What are Piece Rates
Business owners can pay their employees in a number of different ways. In this article we look at what these are with a particular focus on piece rates and this needs to be applied to ensure that you, the employee, is paid correctly
Wages are paid based on the amount of time an employee spends working for a business owner. The amount that the employee is paid is agreed upon between the employee and the business owner. The employee however is entitled to the minimum wage that is in place at the time of this agreement.
Salary is paid at a fixed amount for a one year period and is tied to the number of hours that the employee needs to work. The salary earned must still be equal to or higher than the minimum wage for each hour worked.

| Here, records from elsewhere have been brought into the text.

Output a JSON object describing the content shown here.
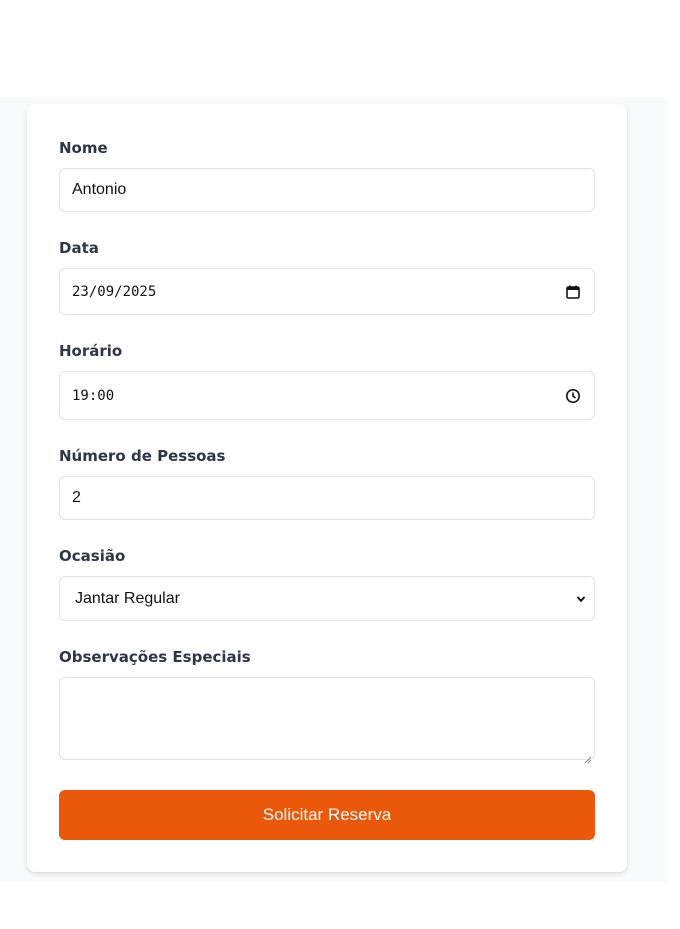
{
  "form": {
    "name": {
      "label": "Nome",
      "value": "Antonio"
    },
    "date": {
      "label": "Data",
      "value": "23/09/2025",
      "icon": "calendar-icon"
    },
    "time": {
      "label": "Horário",
      "value": "19:00",
      "icon": "clock-icon"
    },
    "guests": {
      "label": "Número de Pessoas",
      "value": "2"
    },
    "occasion": {
      "label": "Ocasião",
      "selected": "Jantar Regular",
      "icon": "chevron-down-icon"
    },
    "notes": {
      "label": "Observações Especiais",
      "value": ""
    },
    "submit_label": "Solicitar Reserva"
  },
  "colors": {
    "accent": "#ea580c",
    "page_background": "#f8fafc",
    "label": "#2d3748",
    "input_border": "#dfe3e8"
  }
}
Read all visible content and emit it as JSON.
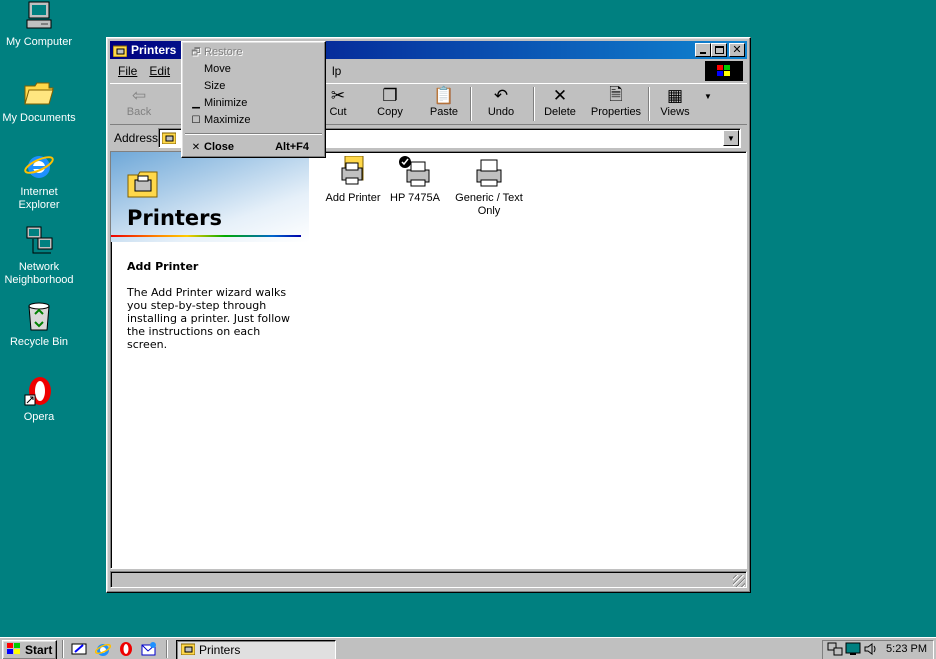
{
  "desktop": {
    "icons": [
      {
        "label": "My Computer"
      },
      {
        "label": "My Documents"
      },
      {
        "label": "Internet Explorer"
      },
      {
        "label": "Network Neighborhood"
      },
      {
        "label": "Recycle Bin"
      },
      {
        "label": "Opera"
      }
    ]
  },
  "window": {
    "title": "Printers",
    "menu": [
      "File",
      "Edit",
      "lp"
    ],
    "toolbar": {
      "back": "Back",
      "cut": "Cut",
      "copy": "Copy",
      "paste": "Paste",
      "undo": "Undo",
      "delete": "Delete",
      "properties": "Properties",
      "views": "Views"
    },
    "address_label": "Address",
    "left_pane": {
      "title": "Printers",
      "heading": "Add Printer",
      "description": "The Add Printer wizard walks you step-by-step through installing a printer. Just follow the instructions on each screen."
    },
    "items": [
      {
        "label": "Add Printer",
        "icon": "add-printer-icon"
      },
      {
        "label": "HP 7475A",
        "icon": "default-printer-icon"
      },
      {
        "label": "Generic / Text Only",
        "icon": "printer-icon"
      }
    ]
  },
  "system_menu": {
    "items": [
      {
        "label": "Restore",
        "enabled": false
      },
      {
        "label": "Move",
        "enabled": true
      },
      {
        "label": "Size",
        "enabled": true
      },
      {
        "label": "Minimize",
        "enabled": true
      },
      {
        "label": "Maximize",
        "enabled": true
      },
      {
        "label": "Close",
        "shortcut": "Alt+F4",
        "enabled": true
      }
    ]
  },
  "taskbar": {
    "start": "Start",
    "task": "Printers",
    "clock": "5:23 PM"
  },
  "colors": {
    "desktop": "#008080",
    "titlebar": "#000080",
    "face": "#c0c0c0"
  }
}
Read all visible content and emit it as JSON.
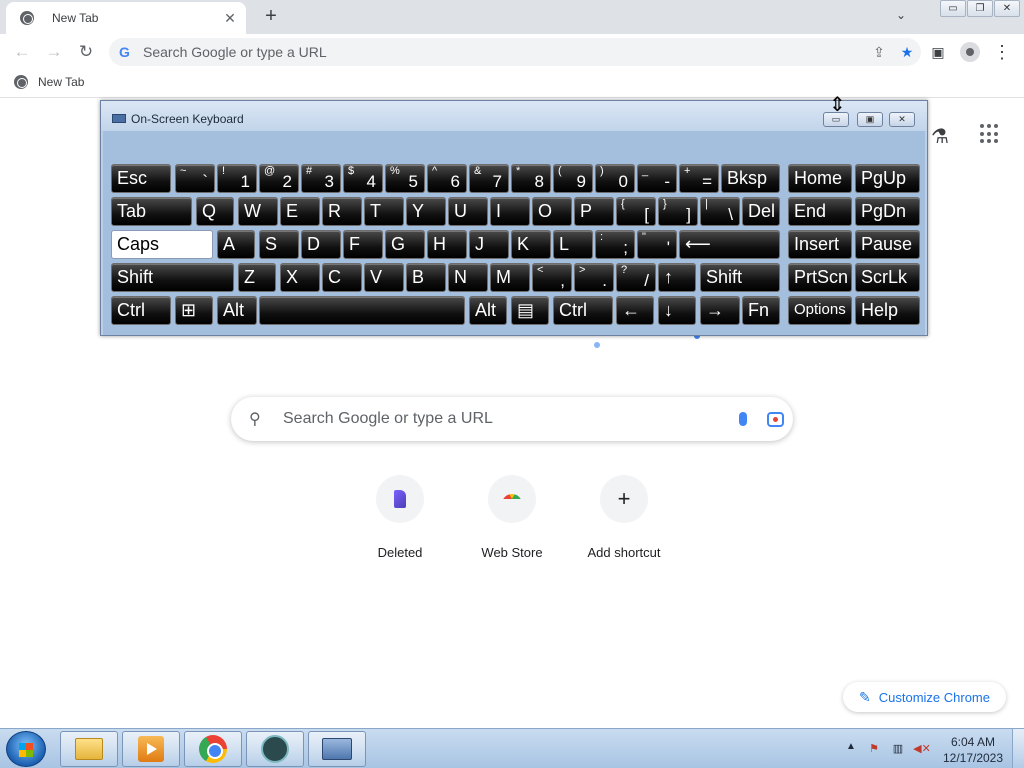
{
  "browser": {
    "tab_title": "New Tab",
    "tab_close": "✕",
    "new_tab": "+",
    "tab_search": "⌄",
    "window_controls": {
      "minimize": "▭",
      "restore": "❐",
      "close": "✕"
    }
  },
  "toolbar": {
    "back": "←",
    "forward": "→",
    "reload": "↻",
    "omnibox_placeholder": "Search Google or type a URL",
    "share_icon": "⇪",
    "bookmark_star": "★",
    "side_panel_icon": "▣",
    "menu_icon": "⋮"
  },
  "bookmarks": {
    "items": [
      {
        "label": "New Tab"
      }
    ]
  },
  "ntp": {
    "search_placeholder": "Search Google or type a URL",
    "search_icon": "🔍",
    "labs_icon": "⚗",
    "shortcuts": [
      {
        "label": "Deleted",
        "icon": "deleted-icon"
      },
      {
        "label": "Web Store",
        "icon": "webstore-icon"
      },
      {
        "label": "Add shortcut",
        "icon": "+"
      }
    ],
    "customize_label": "Customize Chrome",
    "customize_icon": "✎"
  },
  "osk": {
    "title": "On-Screen Keyboard",
    "controls": {
      "minimize": "▭",
      "restore": "▣",
      "close": "✕"
    },
    "rows": [
      [
        {
          "l": "Esc"
        },
        {
          "t": "~",
          "b": "`"
        },
        {
          "t": "!",
          "b": "1"
        },
        {
          "t": "@",
          "b": "2"
        },
        {
          "t": "#",
          "b": "3"
        },
        {
          "t": "$",
          "b": "4"
        },
        {
          "t": "%",
          "b": "5"
        },
        {
          "t": "^",
          "b": "6"
        },
        {
          "t": "&",
          "b": "7"
        },
        {
          "t": "*",
          "b": "8"
        },
        {
          "t": "(",
          "b": "9"
        },
        {
          "t": ")",
          "b": "0"
        },
        {
          "t": "_",
          "b": "-"
        },
        {
          "t": "+",
          "b": "="
        },
        {
          "l": "Bksp"
        },
        {
          "l": "Home"
        },
        {
          "l": "PgUp"
        }
      ],
      [
        {
          "l": "Tab"
        },
        {
          "l": "Q"
        },
        {
          "l": "W"
        },
        {
          "l": "E"
        },
        {
          "l": "R"
        },
        {
          "l": "T"
        },
        {
          "l": "Y"
        },
        {
          "l": "U"
        },
        {
          "l": "I"
        },
        {
          "l": "O"
        },
        {
          "l": "P"
        },
        {
          "t": "{",
          "b": "["
        },
        {
          "t": "}",
          "b": "]"
        },
        {
          "t": "|",
          "b": "\\"
        },
        {
          "l": "Del"
        },
        {
          "l": "End"
        },
        {
          "l": "PgDn"
        }
      ],
      [
        {
          "l": "Caps"
        },
        {
          "l": "A"
        },
        {
          "l": "S"
        },
        {
          "l": "D"
        },
        {
          "l": "F"
        },
        {
          "l": "G"
        },
        {
          "l": "H"
        },
        {
          "l": "J"
        },
        {
          "l": "K"
        },
        {
          "l": "L"
        },
        {
          "t": ":",
          "b": ";"
        },
        {
          "t": "\"",
          "b": "'"
        },
        {
          "l": "⟵"
        },
        {
          "l": "Insert"
        },
        {
          "l": "Pause"
        }
      ],
      [
        {
          "l": "Shift"
        },
        {
          "l": "Z"
        },
        {
          "l": "X"
        },
        {
          "l": "C"
        },
        {
          "l": "V"
        },
        {
          "l": "B"
        },
        {
          "l": "N"
        },
        {
          "l": "M"
        },
        {
          "t": "<",
          "b": ","
        },
        {
          "t": ">",
          "b": "."
        },
        {
          "t": "?",
          "b": "/"
        },
        {
          "l": "↑"
        },
        {
          "l": "Shift"
        },
        {
          "l": "PrtScn"
        },
        {
          "l": "ScrLk"
        }
      ],
      [
        {
          "l": "Ctrl"
        },
        {
          "l": "⊞"
        },
        {
          "l": "Alt"
        },
        {
          "l": ""
        },
        {
          "l": "Alt"
        },
        {
          "l": "▤"
        },
        {
          "l": "Ctrl"
        },
        {
          "l": "←"
        },
        {
          "l": "↓"
        },
        {
          "l": "→"
        },
        {
          "l": "Fn"
        },
        {
          "l": "Options"
        },
        {
          "l": "Help"
        }
      ]
    ],
    "caps_active": true
  },
  "taskbar": {
    "apps": [
      "file-explorer",
      "media-player",
      "chrome",
      "app",
      "on-screen-keyboard"
    ],
    "tray": {
      "expand": "▲",
      "time": "6:04 AM",
      "date": "12/17/2023"
    }
  },
  "colors": {
    "accent": "#1a73e8",
    "keyboard_bg": "#a4bedd",
    "taskbar": "#bcd2eb"
  }
}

A commission is paid based on sales an employee makes or other targets that they have met. Commissions are sometimes paid on top of an hourly rate and can be capped in some instances. Employees on a commission must still get at least a relevant minimum wage.
A piece rate is a commission where the worker is paid for the number of pieces that they worked on. For example in the aquaculture industry an employee might be paid $0.20 for each oyster they shuck, in horticulture an orchard worker may be paid $2.00 per kilo of apples they pick and in the fashion industry it could be $1.00 for each tee-shirt that they sew.
So let's say for example that our aquaculture worker is able to process 80 oysters on average an hour for a 10 hour day. Their hourly rate would be $16.00 and their daily rate before deductions $160. As of the date this is being written our aquaculture worker is getting less than the minimum wage. This doesn't seem right. Or is it. Does someone on a piece rate just have to work harder and faster to make sure that they earn enough to get the minimum wage?
Well, actually the answer is no. Just like all of the other examples that we talked about where an employer must ensure that their employee gets at least the minimum an employer of piece rate workers must ensure the exact same thing. This means that our aquaculture employee will need to have their hourly pay topped up so that it is equivalent to the relevant minimum wage.
So what if the orchard employee can only pick on average 5 kilograms of apples amounting to a $10.00 hourly rate. The same thing. Their employer must top up to the relevant minimum wage.
"But surely an employee who has agreed to a piece rate is not entitled to more than what they have agreed to with their employer?" Unfortunately it does not work like that. All workers are entitled to at least a relevant minimum wage.
Piece rates are meant to encourage employees to work faster so that they can decide what their average hourly will be. This is good for them and good for the employer who can generate higher productivity. Sadly though we see many news stories of employers who often take advantage of piece rate workers, often seasonal workers, and under pay them.
Paying employees the minimum wage is a basic legal requirement. If an employer uses a piece rate, they need to have a system in place to ensure their workers get paid at least the minimum wage for all hours worked. That means payments may need to be topped up to at least the minimum wage.
The Labour Inspectorate encourages anyone concerned about their employment situation or the situation of someone they know, to phone the Ministry’s service centre 0800 20 90 20 where concerns are handled in a safe environment.